◆ TASK DIRECTIONS: Extract the entries in their exact form.

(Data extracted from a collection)
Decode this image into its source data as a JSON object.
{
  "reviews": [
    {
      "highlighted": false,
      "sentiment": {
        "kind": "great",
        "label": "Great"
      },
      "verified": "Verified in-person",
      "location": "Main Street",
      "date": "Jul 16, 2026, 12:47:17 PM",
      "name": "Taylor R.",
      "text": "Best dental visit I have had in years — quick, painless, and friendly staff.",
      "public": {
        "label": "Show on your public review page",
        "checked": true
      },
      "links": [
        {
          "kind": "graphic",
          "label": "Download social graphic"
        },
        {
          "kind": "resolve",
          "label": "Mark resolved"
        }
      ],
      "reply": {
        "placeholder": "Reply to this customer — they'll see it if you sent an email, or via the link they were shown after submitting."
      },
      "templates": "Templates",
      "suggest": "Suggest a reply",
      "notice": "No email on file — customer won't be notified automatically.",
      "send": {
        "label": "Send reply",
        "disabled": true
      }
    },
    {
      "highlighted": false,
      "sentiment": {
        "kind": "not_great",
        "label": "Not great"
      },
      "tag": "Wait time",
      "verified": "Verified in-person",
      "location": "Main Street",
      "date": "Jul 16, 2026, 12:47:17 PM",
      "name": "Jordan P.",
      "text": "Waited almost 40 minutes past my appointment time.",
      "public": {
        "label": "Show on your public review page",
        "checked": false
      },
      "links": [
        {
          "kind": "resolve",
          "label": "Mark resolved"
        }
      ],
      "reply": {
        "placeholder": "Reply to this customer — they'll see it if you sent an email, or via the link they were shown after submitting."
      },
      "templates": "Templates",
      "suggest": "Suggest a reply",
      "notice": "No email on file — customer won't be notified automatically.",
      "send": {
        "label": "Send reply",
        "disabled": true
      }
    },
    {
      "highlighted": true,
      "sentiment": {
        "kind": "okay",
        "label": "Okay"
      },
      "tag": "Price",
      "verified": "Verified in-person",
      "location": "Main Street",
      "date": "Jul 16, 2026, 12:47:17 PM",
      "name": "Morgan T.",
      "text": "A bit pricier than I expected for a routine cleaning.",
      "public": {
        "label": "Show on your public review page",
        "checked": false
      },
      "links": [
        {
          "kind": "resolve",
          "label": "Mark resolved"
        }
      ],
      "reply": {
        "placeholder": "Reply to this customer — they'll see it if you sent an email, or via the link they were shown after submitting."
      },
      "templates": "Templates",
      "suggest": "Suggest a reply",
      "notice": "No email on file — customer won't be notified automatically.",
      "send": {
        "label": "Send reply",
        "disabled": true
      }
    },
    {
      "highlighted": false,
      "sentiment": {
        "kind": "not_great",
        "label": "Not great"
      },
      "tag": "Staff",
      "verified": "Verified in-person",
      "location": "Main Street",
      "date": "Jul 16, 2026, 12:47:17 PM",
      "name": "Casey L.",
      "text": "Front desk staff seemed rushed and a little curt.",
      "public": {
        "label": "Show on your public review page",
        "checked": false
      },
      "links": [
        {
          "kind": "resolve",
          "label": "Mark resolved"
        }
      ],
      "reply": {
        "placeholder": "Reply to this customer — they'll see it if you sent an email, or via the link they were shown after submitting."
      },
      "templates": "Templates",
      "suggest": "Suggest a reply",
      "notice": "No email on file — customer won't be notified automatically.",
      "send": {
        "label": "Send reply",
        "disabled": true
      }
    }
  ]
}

◆ PROBLEM SOLUTION:
Decode this image into its source data as a JSON object.
{
  "reviews": [
    {
      "highlighted": false,
      "sentiment": {
        "kind": "great",
        "label": "Great"
      },
      "verified": "Verified in-person",
      "location": "Main Street",
      "date": "Jul 16, 2026, 12:47:17 PM",
      "name": "Taylor R.",
      "text": "Best dental visit I have had in years — quick, painless, and friendly staff.",
      "public": {
        "label": "Show on your public review page",
        "checked": true
      },
      "links": [
        {
          "kind": "graphic",
          "label": "Download social graphic"
        },
        {
          "kind": "resolve",
          "label": "Mark resolved"
        }
      ],
      "reply": {
        "placeholder": "Reply to this customer — they'll see it if you sent an email, or via the link they were shown after submitting."
      },
      "templates": "Templates",
      "suggest": "Suggest a reply",
      "notice": "No email on file — customer won't be notified automatically.",
      "send": {
        "label": "Send reply",
        "disabled": true
      }
    },
    {
      "highlighted": false,
      "sentiment": {
        "kind": "not_great",
        "label": "Not great"
      },
      "tag": "Wait time",
      "verified": "Verified in-person",
      "location": "Main Street",
      "date": "Jul 16, 2026, 12:47:17 PM",
      "name": "Jordan P.",
      "text": "Waited almost 40 minutes past my appointment time.",
      "public": {
        "label": "Show on your public review page",
        "checked": false
      },
      "links": [
        {
          "kind": "resolve",
          "label": "Mark resolved"
        }
      ],
      "reply": {
        "placeholder": "Reply to this customer — they'll see it if you sent an email, or via the link they were shown after submitting."
      },
      "templates": "Templates",
      "suggest": "Suggest a reply",
      "notice": "No email on file — customer won't be notified automatically.",
      "send": {
        "label": "Send reply",
        "disabled": true
      }
    },
    {
      "highlighted": true,
      "sentiment": {
        "kind": "okay",
        "label": "Okay"
      },
      "tag": "Price",
      "verified": "Verified in-person",
      "location": "Main Street",
      "date": "Jul 16, 2026, 12:47:17 PM",
      "name": "Morgan T.",
      "text": "A bit pricier than I expected for a routine cleaning.",
      "public": {
        "label": "Show on your public review page",
        "checked": false
      },
      "links": [
        {
          "kind": "resolve",
          "label": "Mark resolved"
        }
      ],
      "reply": {
        "placeholder": "Reply to this customer — they'll see it if you sent an email, or via the link they were shown after submitting."
      },
      "templates": "Templates",
      "suggest": "Suggest a reply",
      "notice": "No email on file — customer won't be notified automatically.",
      "send": {
        "label": "Send reply",
        "disabled": true
      }
    },
    {
      "highlighted": false,
      "sentiment": {
        "kind": "not_great",
        "label": "Not great"
      },
      "tag": "Staff",
      "verified": "Verified in-person",
      "location": "Main Street",
      "date": "Jul 16, 2026, 12:47:17 PM",
      "name": "Casey L.",
      "text": "Front desk staff seemed rushed and a little curt.",
      "public": {
        "label": "Show on your public review page",
        "checked": false
      },
      "links": [
        {
          "kind": "resolve",
          "label": "Mark resolved"
        }
      ],
      "reply": {
        "placeholder": "Reply to this customer — they'll see it if you sent an email, or via the link they were shown after submitting."
      },
      "templates": "Templates",
      "suggest": "Suggest a reply",
      "notice": "No email on file — customer won't be notified automatically.",
      "send": {
        "label": "Send reply",
        "disabled": true
      }
    }
  ]
}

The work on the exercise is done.